I'd like to challenge a premise of your question:
I noticed that snow jackets tend to be cheaper than soft shell jackets and that they are waterproof and wind resistant, so I was wondering what issues I would face if I use a snow jacket?
You are putting too much emphasis on labels: "Snow jacket" is an arbitrary label that a company (seller or producer) may use, but it is essentially irrelevant to you. On the other hand "soft shell jacket" is a reference to a class of material used to make a jacket, so that's somewhat relevant. It's wrong to believe that's a uniform class of jackets, as in your case an "expensive" one.
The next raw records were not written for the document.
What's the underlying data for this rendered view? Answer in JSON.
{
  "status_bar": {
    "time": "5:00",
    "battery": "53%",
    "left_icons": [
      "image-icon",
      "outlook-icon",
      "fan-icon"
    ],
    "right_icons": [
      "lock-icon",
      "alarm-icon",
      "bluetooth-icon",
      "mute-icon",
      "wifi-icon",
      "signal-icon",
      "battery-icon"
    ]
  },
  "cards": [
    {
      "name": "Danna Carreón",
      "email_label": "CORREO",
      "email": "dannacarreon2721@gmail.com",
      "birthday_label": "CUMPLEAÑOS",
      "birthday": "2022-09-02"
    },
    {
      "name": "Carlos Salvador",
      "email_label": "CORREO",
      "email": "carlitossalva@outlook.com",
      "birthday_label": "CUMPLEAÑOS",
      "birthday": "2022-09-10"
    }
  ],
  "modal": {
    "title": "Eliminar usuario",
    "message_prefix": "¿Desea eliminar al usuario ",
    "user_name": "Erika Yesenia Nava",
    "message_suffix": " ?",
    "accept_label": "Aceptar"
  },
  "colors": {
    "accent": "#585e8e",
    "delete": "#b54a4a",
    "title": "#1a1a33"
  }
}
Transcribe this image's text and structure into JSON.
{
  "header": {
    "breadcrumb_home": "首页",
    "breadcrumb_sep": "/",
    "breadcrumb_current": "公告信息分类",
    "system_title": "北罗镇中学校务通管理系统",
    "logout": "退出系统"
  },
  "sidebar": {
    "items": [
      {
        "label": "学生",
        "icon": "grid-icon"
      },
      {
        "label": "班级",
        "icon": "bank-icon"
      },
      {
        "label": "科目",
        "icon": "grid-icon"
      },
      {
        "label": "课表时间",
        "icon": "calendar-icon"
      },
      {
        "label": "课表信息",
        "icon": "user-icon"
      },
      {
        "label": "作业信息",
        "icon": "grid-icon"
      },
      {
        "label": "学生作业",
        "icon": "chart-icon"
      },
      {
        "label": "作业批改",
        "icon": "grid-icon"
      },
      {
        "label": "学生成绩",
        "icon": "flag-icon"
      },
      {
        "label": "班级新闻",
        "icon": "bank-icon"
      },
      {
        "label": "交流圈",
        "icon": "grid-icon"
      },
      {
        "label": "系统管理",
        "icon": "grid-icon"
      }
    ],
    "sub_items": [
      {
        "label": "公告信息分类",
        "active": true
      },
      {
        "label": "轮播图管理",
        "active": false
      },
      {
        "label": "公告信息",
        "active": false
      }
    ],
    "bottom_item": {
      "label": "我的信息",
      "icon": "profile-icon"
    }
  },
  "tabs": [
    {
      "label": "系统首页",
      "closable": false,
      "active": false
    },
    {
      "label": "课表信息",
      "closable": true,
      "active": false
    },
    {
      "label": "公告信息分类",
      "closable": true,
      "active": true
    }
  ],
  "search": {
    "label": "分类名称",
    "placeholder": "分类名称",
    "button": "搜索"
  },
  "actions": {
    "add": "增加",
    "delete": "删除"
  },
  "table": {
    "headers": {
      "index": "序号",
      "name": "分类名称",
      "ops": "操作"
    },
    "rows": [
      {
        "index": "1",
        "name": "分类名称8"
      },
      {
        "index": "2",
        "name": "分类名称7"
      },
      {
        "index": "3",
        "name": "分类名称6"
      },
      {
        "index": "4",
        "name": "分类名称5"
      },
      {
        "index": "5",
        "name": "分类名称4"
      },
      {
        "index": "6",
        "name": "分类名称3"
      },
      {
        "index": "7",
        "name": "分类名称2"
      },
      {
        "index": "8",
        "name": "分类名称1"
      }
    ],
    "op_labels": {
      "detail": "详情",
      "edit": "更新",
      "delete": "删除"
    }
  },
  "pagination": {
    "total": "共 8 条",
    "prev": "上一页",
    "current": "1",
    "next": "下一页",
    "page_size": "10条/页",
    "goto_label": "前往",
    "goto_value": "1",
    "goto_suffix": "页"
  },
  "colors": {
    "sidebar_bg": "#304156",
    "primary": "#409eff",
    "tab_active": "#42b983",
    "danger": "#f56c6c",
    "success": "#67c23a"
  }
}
There's really cheap and crazy expensive soft-shells.
What you should put emphasis on is characteristics: Is a jacket water-proof, how breathable is it (this is not a binary condition!), how much (if any) insulation does it have, ... How exactly this influences they choice of jacket depends both on the target conditions and personal preference.
For your conditions and my preference (items of clothing that can be used as versatile as possible, and are dependable, enduring and reasonably priced), I'd go for a non-insulated, water-proof jacket. That is usually labelled "hard-shell", but I wouldn't be surprised if you found something with only very light insulation termed a "snow jacket". This won't be very breathable, but who cares in rain, and outside of rain you can open it or take it off -> very breathable. And for >8degC any kind of insulation below the jacket that you probably already have (pullovers or whatever) is fine.
Ignore labels like "snow-jackets", look for characteristics.
That said many so-called "snow-jackets" will not be water-proof and have too much insulation for your use-case, but there might just be one that fits it perfectly.